Start of Data records

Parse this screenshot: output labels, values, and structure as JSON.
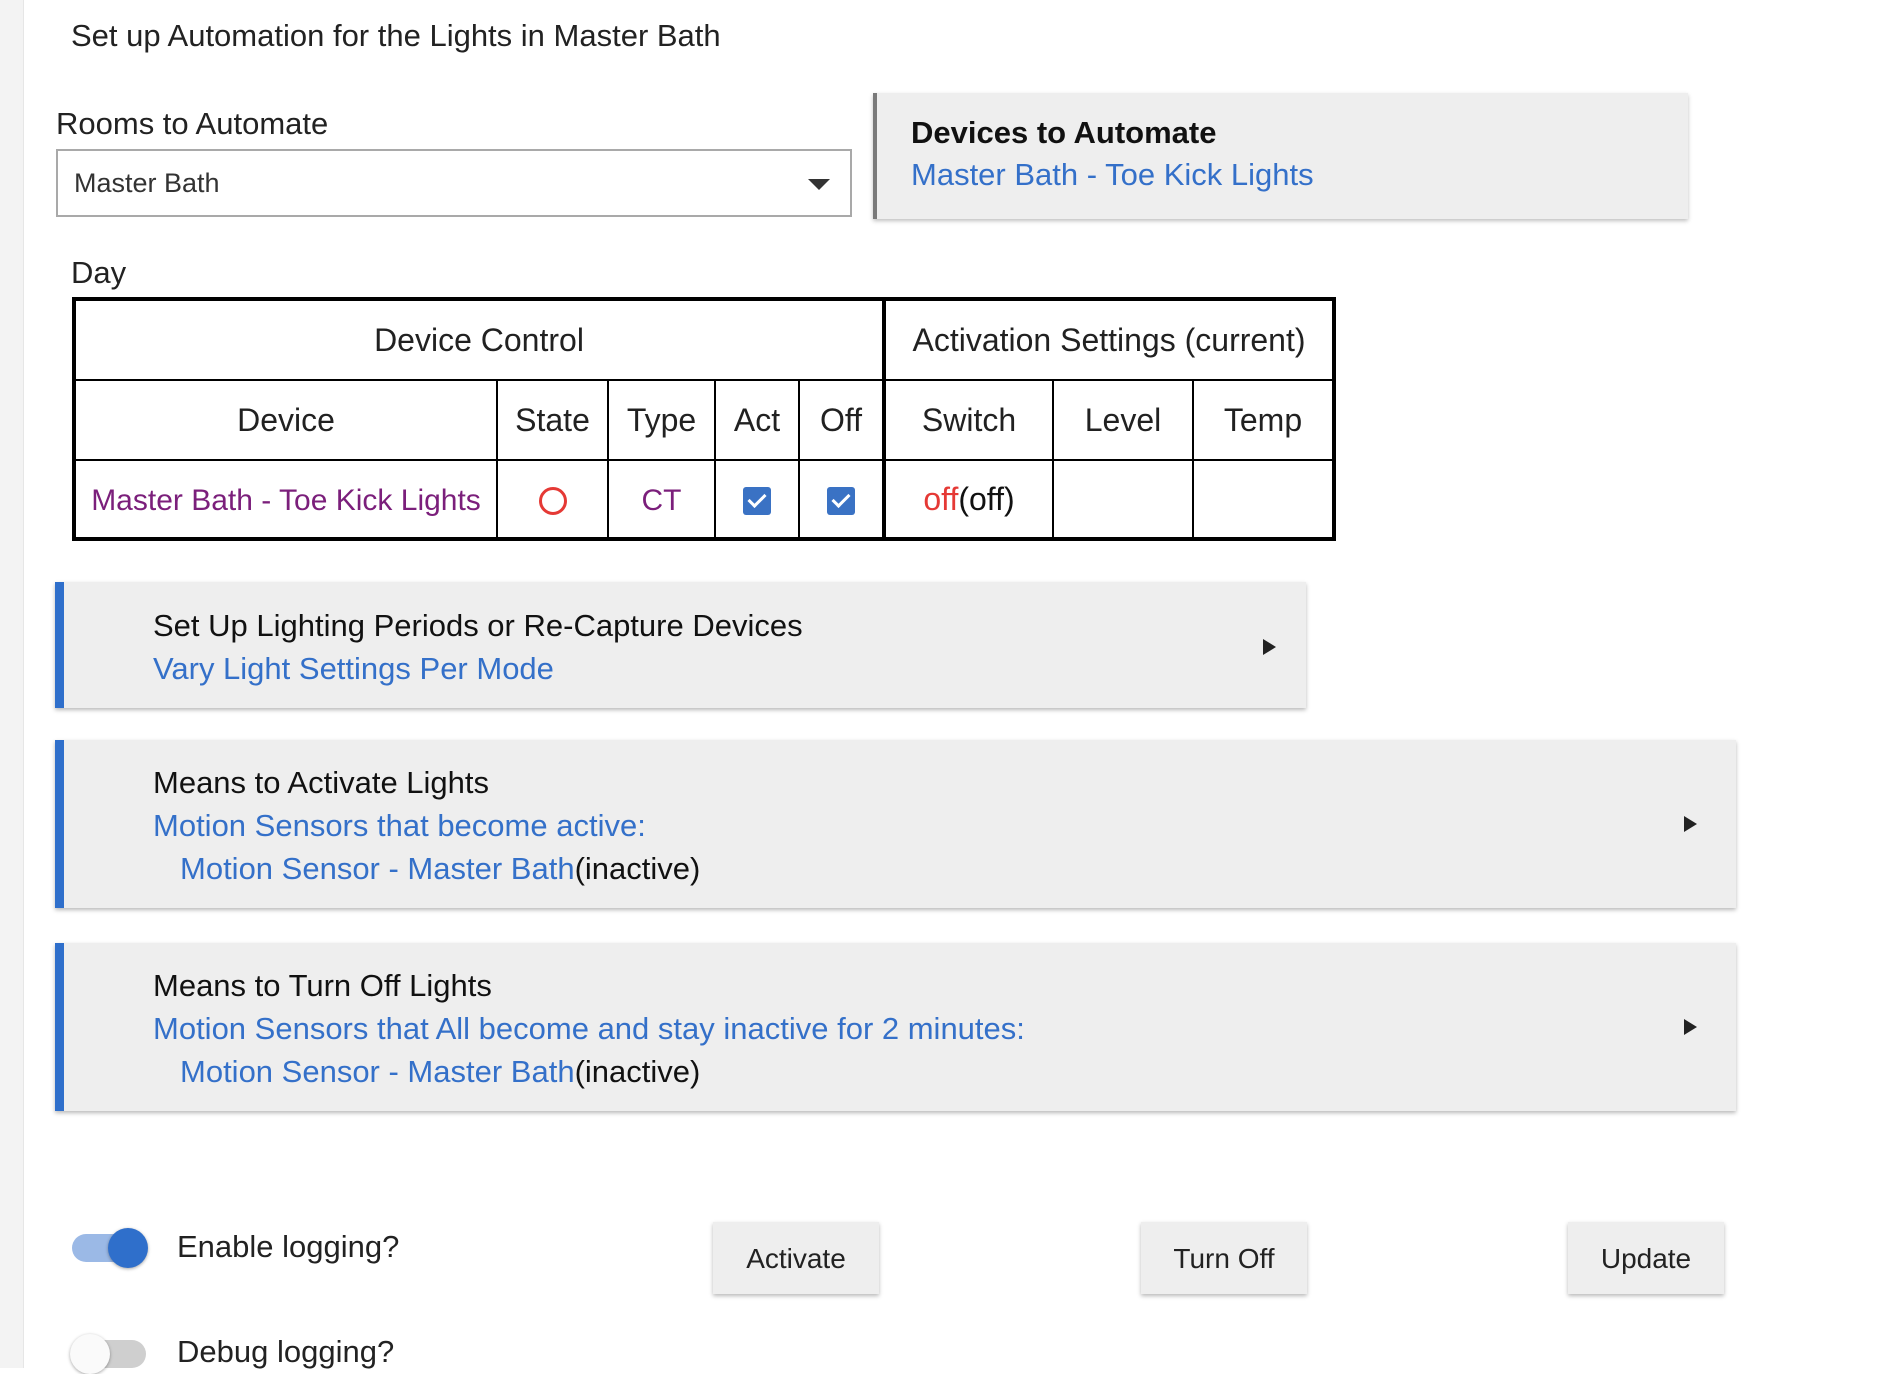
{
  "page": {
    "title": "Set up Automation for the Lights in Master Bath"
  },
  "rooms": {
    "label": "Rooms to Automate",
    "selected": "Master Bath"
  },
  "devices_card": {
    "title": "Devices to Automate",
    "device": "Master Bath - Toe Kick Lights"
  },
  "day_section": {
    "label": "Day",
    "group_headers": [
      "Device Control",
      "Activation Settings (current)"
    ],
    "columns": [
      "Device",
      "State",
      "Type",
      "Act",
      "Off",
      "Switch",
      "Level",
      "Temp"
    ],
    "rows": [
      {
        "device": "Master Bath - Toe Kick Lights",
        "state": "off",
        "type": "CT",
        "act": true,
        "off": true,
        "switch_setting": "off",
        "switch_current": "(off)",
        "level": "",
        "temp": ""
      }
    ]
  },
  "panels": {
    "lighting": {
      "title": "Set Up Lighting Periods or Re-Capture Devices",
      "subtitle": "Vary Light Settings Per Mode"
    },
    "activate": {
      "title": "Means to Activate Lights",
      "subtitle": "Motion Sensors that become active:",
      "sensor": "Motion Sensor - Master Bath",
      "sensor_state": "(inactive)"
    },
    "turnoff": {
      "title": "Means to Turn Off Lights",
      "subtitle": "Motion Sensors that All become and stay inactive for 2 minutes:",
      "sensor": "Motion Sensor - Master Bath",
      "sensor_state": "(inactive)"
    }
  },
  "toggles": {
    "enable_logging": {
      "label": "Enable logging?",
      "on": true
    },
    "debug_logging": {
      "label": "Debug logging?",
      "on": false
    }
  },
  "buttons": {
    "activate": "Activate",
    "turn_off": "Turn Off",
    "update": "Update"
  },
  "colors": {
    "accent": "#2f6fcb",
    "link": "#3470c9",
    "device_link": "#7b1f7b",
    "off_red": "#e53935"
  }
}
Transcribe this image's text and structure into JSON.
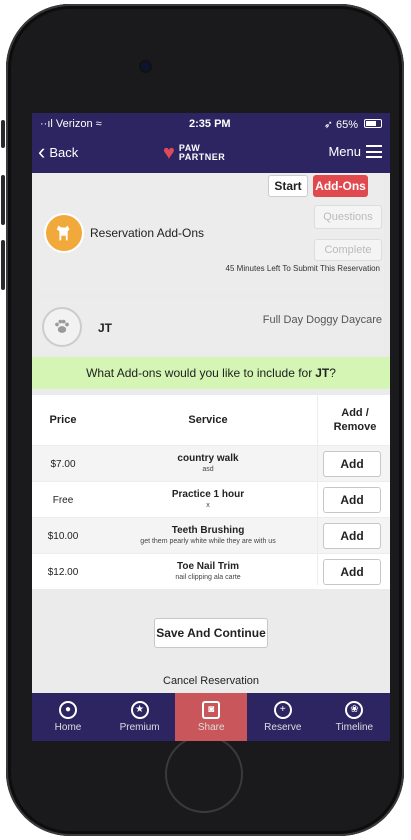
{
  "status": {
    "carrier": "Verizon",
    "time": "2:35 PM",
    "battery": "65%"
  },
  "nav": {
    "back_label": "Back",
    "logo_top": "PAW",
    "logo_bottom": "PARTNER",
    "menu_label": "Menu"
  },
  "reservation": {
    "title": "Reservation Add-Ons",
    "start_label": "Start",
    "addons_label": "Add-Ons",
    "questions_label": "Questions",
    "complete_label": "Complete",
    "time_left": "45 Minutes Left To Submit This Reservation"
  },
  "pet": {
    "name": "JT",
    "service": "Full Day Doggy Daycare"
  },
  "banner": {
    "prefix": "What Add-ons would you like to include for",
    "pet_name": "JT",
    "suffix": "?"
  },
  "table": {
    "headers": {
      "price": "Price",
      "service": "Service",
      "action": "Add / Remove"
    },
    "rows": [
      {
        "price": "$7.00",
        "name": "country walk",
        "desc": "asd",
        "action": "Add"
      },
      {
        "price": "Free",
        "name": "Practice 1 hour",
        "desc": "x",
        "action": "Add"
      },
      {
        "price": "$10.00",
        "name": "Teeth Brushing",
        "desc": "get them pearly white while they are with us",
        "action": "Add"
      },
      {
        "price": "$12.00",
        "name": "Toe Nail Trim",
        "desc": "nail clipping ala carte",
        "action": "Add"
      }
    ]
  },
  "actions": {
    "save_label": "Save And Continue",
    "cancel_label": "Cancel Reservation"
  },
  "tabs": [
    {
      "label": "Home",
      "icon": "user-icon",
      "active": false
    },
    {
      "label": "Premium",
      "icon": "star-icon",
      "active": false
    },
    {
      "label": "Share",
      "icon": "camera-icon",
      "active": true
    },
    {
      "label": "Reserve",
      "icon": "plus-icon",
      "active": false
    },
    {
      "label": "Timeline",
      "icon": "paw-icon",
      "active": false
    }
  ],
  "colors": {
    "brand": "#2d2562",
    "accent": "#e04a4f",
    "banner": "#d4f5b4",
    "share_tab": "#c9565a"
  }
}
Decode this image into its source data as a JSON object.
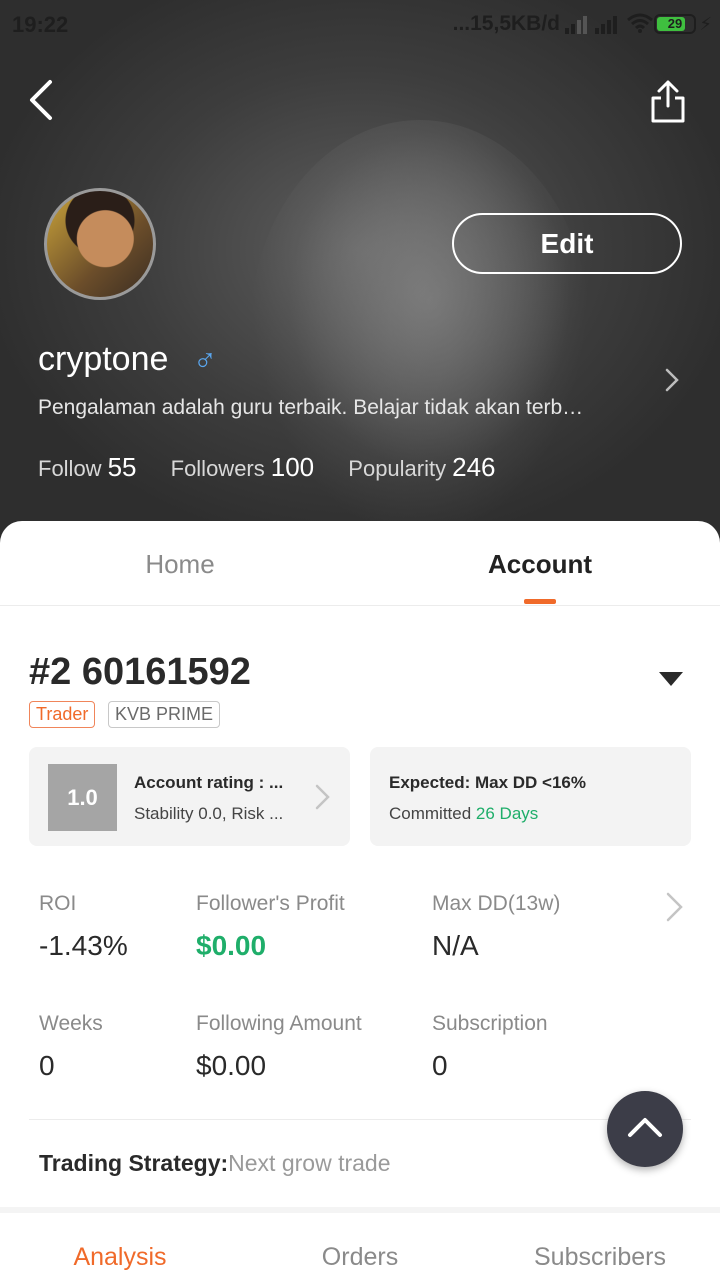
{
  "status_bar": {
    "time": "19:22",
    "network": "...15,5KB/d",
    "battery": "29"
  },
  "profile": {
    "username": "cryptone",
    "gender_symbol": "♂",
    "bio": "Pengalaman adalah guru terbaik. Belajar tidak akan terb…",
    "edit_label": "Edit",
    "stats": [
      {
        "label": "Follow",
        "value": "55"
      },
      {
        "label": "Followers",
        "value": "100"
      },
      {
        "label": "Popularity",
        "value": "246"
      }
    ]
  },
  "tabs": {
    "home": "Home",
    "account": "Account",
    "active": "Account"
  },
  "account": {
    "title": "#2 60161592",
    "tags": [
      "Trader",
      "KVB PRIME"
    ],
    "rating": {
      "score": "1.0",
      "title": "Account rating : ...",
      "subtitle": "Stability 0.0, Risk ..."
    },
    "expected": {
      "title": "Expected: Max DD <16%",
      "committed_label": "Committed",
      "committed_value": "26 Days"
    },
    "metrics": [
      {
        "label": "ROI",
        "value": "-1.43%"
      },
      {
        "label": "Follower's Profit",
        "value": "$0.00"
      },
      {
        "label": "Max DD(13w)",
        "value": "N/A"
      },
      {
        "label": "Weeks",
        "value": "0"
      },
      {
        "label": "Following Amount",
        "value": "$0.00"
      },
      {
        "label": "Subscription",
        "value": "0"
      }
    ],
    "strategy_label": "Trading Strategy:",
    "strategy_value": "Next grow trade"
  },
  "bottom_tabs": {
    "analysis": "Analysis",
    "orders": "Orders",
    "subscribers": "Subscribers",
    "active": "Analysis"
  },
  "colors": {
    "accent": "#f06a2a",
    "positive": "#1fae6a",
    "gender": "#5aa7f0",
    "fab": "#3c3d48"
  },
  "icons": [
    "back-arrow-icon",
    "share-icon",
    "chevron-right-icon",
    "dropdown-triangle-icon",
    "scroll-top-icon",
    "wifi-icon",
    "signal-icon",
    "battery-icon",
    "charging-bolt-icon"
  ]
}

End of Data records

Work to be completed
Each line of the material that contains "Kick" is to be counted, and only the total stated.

Written solution
2